● Exercise details
Report back every line below that carries the word "Agents".

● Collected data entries

┄┄┄┄┄┄┄┄┄┄┄┄┄┄┄┄┄┄┄┄

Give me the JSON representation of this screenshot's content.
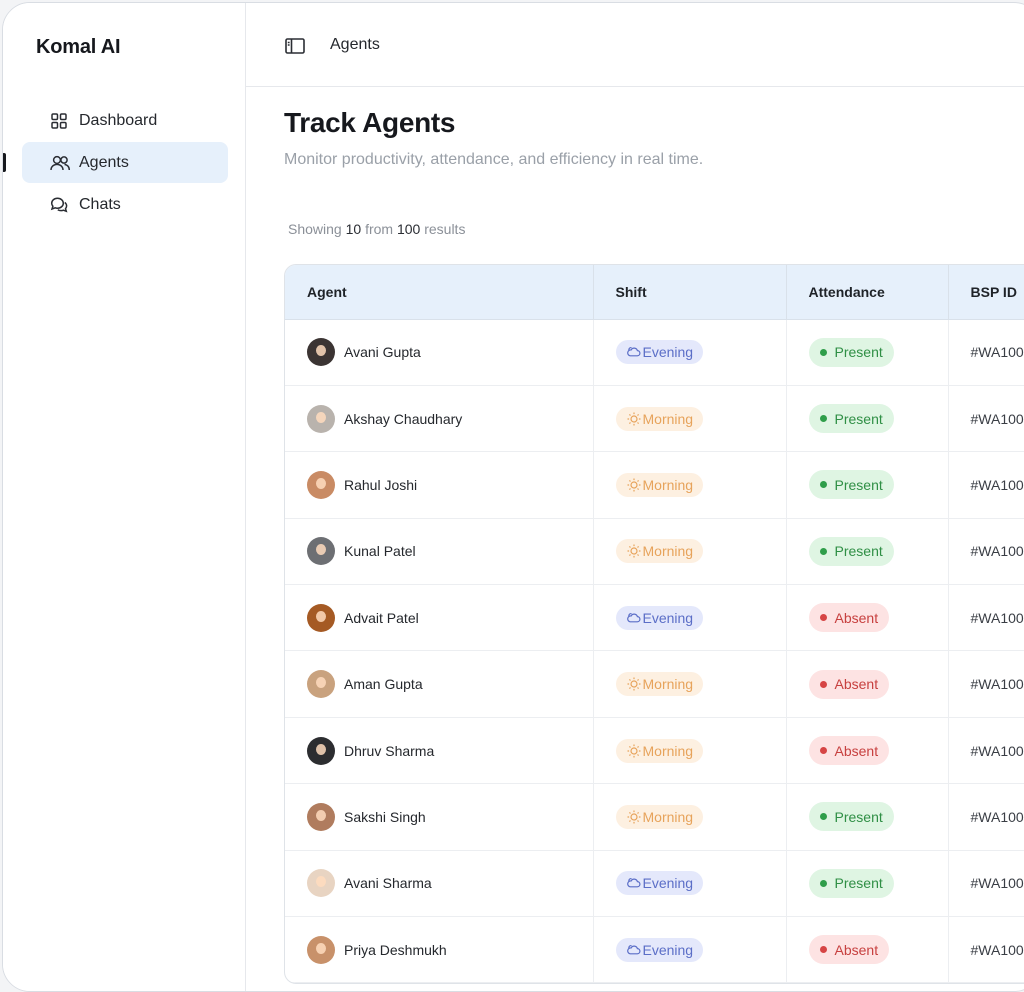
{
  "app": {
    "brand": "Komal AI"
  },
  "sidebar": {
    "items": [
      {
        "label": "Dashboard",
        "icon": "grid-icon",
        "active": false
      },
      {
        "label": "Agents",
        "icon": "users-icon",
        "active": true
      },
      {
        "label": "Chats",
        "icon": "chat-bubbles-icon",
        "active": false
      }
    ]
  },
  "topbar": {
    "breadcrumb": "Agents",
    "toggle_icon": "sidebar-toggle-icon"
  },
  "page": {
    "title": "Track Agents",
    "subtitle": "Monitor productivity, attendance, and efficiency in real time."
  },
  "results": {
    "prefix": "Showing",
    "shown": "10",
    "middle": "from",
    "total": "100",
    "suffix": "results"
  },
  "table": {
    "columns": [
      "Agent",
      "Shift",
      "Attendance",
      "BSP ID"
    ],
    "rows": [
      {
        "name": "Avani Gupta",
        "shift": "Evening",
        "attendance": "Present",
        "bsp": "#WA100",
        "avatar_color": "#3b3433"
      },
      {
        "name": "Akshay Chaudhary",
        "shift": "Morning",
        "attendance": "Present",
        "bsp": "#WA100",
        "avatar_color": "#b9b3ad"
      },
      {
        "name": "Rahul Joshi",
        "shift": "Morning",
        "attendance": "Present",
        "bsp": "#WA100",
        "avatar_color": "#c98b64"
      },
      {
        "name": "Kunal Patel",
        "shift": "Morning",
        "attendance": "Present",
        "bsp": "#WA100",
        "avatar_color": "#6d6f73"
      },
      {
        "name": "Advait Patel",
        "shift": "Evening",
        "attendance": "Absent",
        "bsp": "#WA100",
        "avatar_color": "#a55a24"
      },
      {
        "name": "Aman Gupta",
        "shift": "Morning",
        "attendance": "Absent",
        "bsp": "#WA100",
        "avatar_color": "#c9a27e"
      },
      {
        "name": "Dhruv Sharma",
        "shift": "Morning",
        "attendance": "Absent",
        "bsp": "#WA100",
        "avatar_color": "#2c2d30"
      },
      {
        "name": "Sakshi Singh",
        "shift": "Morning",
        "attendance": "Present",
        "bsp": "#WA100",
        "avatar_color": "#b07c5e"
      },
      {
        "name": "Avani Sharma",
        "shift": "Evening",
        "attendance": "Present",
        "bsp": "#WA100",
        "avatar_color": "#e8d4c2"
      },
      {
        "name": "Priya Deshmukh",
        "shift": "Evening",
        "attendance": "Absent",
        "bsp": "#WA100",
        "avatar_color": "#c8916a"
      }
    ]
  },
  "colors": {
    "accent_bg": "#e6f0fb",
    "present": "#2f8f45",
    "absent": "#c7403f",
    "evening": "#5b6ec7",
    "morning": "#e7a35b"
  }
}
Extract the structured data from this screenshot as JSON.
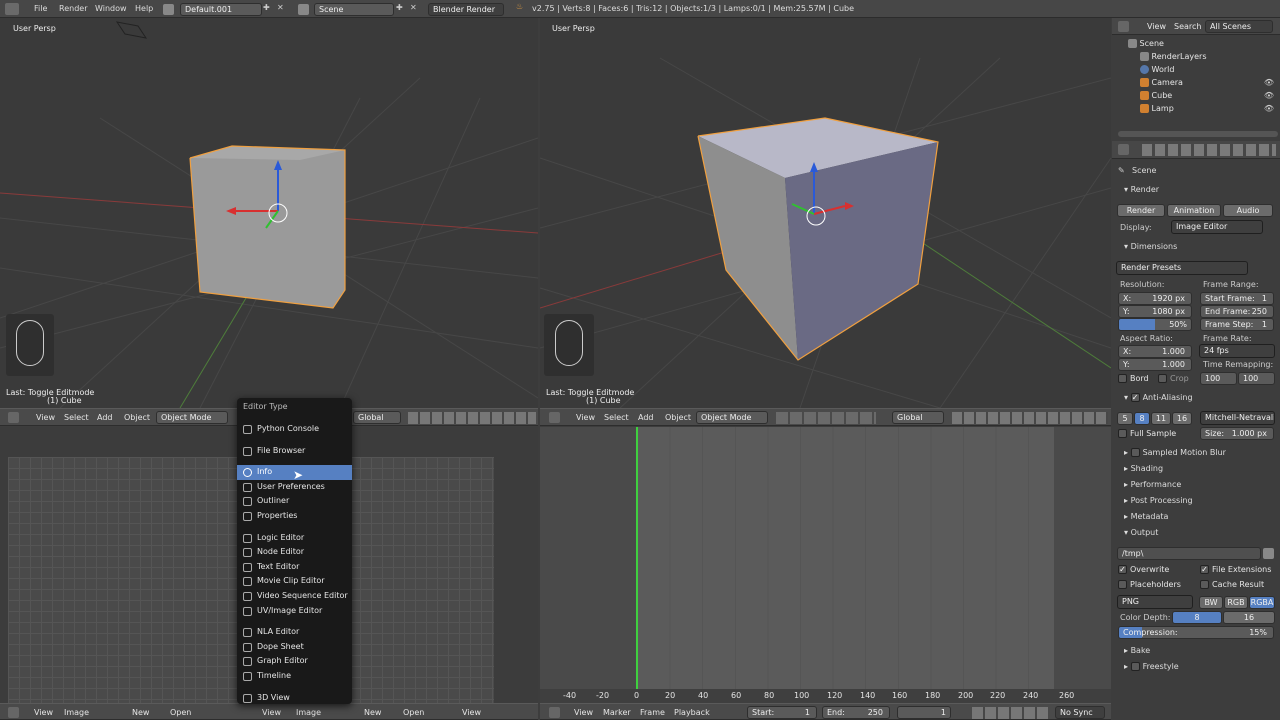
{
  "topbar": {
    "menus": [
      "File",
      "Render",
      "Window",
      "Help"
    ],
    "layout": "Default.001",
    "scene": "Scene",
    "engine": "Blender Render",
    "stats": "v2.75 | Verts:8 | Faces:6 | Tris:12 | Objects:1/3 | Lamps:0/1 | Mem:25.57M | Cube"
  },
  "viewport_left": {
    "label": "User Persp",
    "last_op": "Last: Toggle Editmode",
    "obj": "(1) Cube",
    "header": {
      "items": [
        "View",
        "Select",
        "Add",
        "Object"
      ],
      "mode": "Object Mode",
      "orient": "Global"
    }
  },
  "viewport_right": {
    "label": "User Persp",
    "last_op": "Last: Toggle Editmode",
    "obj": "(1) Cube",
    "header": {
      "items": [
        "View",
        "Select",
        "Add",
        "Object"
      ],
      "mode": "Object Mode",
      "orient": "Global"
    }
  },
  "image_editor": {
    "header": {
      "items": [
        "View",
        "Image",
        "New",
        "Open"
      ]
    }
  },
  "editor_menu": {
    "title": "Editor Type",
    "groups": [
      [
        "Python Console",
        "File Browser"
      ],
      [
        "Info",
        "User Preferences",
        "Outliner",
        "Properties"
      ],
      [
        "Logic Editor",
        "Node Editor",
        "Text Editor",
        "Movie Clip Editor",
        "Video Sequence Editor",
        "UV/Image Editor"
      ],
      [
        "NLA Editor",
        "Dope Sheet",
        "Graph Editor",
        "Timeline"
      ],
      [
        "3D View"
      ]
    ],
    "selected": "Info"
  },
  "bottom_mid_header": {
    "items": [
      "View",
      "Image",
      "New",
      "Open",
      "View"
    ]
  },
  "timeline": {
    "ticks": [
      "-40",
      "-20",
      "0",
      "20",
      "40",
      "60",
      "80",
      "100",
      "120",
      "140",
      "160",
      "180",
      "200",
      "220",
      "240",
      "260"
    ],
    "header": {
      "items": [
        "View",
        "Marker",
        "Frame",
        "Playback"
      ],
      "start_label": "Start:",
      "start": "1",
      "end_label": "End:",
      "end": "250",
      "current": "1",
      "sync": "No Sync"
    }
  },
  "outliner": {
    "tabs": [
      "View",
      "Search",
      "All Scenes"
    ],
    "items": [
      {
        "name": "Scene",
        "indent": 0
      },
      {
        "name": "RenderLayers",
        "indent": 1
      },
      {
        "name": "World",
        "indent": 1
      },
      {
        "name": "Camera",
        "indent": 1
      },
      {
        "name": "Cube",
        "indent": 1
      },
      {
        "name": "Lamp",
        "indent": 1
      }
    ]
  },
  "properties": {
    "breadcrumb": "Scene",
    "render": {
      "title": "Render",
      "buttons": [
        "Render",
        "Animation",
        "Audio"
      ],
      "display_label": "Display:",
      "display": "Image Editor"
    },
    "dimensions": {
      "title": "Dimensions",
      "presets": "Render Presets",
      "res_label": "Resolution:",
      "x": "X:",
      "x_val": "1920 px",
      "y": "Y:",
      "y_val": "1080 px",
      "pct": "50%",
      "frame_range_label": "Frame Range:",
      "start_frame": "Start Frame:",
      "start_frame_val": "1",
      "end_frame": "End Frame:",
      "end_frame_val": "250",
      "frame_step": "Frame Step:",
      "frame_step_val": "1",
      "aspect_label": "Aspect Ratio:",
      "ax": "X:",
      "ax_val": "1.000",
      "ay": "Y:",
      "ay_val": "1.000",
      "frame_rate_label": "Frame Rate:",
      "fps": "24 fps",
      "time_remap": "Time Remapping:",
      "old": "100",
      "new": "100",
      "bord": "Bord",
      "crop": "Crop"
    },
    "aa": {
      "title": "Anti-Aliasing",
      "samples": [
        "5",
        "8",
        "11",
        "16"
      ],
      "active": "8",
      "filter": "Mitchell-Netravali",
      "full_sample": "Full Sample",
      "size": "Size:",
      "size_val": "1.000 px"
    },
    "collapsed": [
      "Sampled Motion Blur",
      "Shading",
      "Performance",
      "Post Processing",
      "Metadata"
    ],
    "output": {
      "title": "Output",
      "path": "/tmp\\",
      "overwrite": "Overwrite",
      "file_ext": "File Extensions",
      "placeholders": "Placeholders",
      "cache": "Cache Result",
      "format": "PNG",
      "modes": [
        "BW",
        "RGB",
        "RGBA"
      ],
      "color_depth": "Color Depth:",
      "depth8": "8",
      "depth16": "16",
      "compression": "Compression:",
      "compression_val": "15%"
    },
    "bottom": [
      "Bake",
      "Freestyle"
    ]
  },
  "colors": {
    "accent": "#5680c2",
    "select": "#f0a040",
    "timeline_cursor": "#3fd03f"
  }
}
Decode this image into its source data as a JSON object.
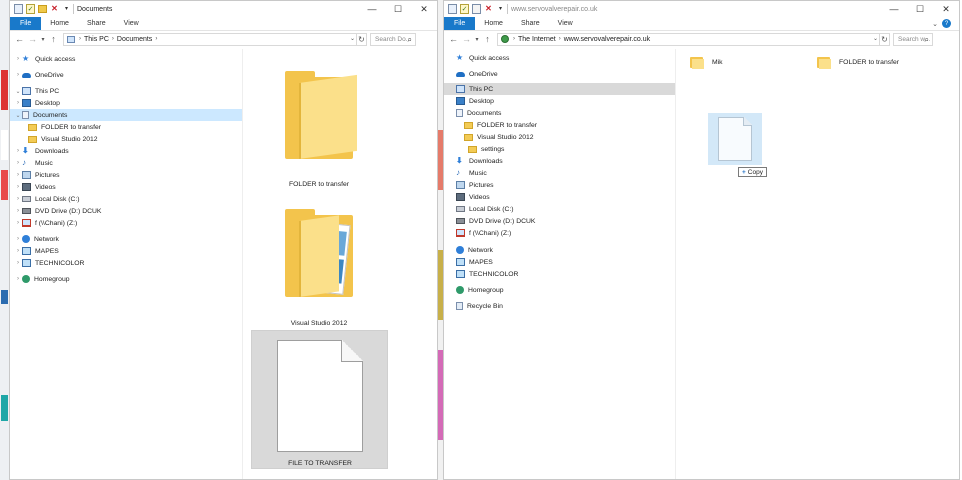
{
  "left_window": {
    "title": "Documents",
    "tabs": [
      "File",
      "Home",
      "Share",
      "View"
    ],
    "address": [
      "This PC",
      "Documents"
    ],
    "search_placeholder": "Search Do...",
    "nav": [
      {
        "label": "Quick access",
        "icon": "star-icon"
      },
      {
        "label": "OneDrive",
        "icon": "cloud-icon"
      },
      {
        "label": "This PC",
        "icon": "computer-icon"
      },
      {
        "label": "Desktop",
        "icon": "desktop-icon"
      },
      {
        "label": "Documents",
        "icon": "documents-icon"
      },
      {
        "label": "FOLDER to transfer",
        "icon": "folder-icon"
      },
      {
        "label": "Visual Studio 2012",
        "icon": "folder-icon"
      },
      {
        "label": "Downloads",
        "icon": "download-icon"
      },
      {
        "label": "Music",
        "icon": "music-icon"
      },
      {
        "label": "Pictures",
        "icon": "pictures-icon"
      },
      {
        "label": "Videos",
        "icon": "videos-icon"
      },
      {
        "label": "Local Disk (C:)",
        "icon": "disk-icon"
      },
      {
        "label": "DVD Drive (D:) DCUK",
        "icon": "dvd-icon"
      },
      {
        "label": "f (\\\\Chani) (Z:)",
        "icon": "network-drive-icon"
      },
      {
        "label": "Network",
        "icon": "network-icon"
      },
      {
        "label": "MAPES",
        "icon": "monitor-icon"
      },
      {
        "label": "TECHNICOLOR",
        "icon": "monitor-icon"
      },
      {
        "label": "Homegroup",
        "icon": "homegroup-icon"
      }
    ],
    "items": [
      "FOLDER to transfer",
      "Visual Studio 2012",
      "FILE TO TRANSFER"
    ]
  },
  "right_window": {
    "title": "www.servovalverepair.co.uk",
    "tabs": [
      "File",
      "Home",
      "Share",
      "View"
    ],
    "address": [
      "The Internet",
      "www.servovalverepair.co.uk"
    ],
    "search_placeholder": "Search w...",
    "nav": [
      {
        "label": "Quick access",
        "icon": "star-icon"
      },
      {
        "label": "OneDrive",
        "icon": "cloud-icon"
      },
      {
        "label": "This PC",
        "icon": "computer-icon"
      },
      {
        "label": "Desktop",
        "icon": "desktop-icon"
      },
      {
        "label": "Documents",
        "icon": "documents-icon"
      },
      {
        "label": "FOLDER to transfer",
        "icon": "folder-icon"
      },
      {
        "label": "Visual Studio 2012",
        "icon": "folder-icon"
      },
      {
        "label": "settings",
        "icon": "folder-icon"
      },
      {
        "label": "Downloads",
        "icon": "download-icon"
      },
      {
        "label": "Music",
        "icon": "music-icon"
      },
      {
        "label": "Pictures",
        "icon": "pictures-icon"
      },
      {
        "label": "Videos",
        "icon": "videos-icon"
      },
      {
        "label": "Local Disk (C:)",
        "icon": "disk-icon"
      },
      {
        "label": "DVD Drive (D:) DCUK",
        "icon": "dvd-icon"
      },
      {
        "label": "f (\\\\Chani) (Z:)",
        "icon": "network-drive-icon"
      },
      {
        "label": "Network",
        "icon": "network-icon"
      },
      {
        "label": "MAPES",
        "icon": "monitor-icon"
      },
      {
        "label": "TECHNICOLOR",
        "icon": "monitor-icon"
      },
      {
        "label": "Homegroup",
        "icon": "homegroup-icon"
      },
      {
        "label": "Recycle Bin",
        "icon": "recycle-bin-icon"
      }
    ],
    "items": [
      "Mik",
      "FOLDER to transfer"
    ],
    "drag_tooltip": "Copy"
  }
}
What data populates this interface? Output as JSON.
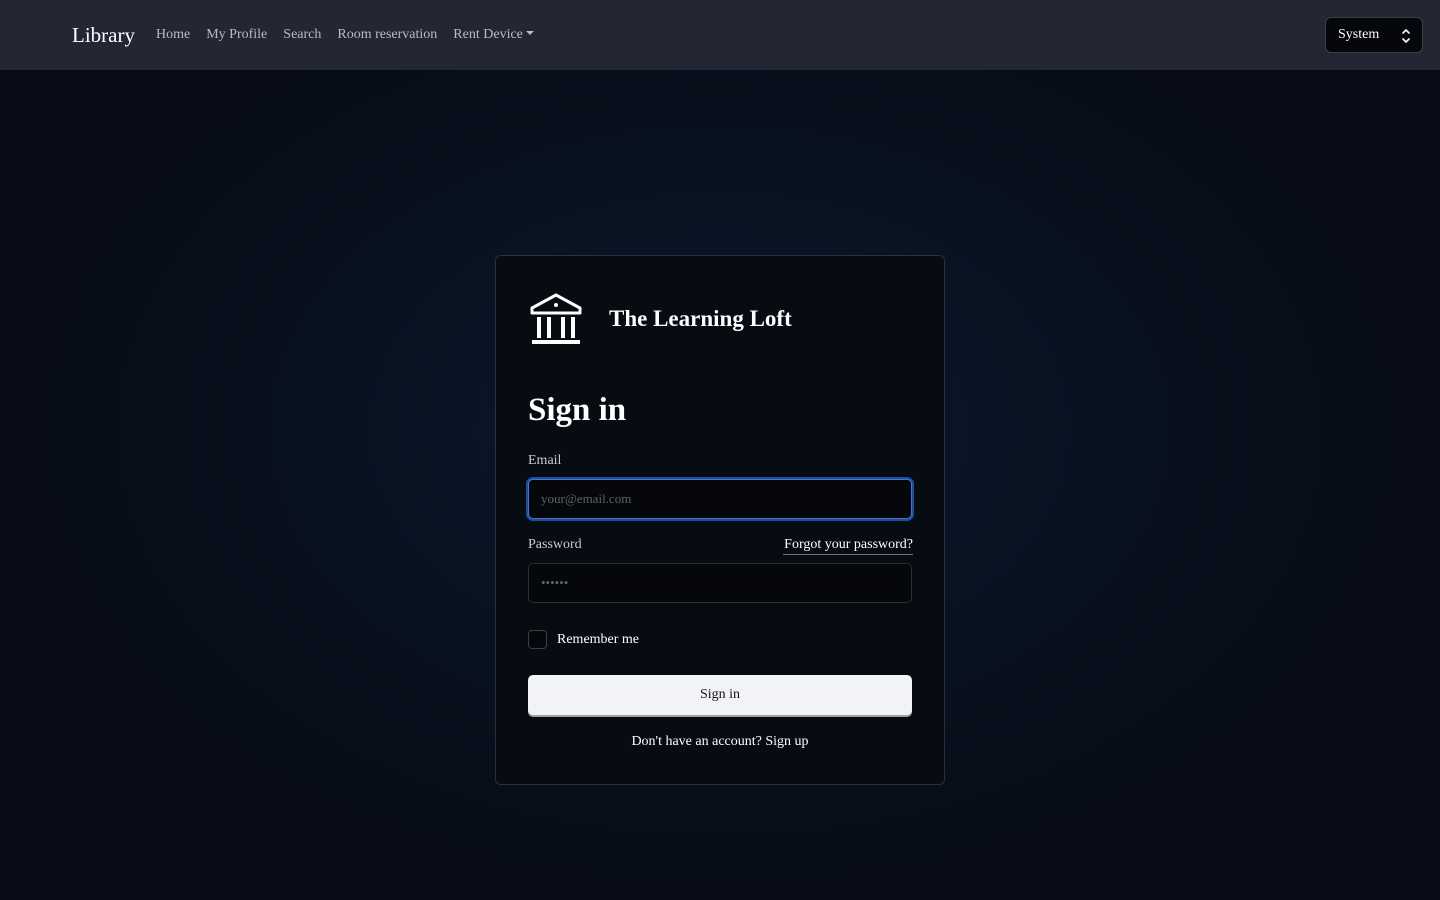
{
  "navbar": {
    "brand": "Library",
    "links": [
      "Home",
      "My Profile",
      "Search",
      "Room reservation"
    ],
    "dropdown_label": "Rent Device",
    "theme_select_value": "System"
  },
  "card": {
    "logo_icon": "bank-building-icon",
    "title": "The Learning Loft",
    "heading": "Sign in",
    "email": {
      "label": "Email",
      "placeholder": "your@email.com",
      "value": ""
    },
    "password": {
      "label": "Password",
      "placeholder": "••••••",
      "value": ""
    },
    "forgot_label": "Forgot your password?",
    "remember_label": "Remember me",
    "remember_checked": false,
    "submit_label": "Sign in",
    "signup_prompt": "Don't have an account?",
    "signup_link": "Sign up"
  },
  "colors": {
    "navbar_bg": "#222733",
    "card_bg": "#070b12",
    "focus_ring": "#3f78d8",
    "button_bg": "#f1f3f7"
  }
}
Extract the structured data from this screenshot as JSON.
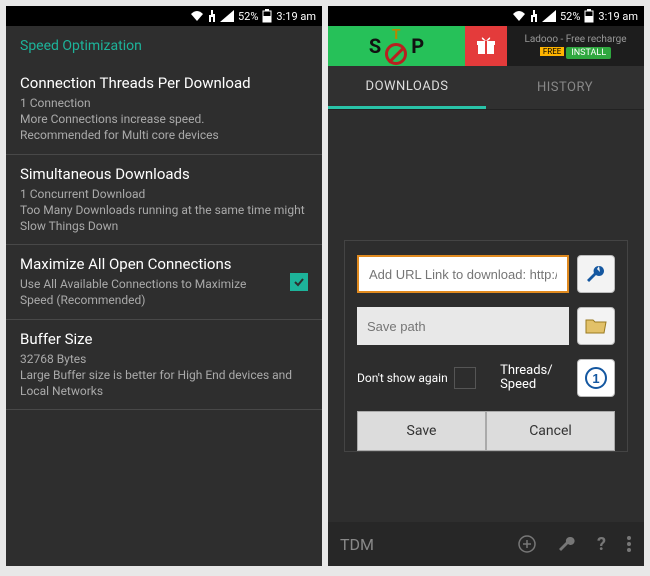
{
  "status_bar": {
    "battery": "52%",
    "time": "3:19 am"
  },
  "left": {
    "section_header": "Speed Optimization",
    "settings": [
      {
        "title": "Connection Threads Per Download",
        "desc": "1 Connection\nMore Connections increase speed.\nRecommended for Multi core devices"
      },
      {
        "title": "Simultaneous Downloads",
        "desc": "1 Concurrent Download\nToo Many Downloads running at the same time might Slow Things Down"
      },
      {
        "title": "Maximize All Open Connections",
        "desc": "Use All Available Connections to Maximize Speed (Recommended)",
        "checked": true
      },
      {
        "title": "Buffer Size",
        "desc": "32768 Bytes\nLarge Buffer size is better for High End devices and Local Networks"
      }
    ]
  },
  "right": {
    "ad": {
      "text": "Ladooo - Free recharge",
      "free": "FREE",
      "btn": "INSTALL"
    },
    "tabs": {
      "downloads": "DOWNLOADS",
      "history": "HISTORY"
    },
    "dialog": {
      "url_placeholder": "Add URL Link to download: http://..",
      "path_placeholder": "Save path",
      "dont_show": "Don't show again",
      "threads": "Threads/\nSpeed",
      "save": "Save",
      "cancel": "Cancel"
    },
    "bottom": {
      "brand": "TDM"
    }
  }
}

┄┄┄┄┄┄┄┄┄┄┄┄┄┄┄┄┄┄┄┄

● Answer space
        "label": "Agents",
    "breadcrumb": "Agents",
    "title": "Track Agents",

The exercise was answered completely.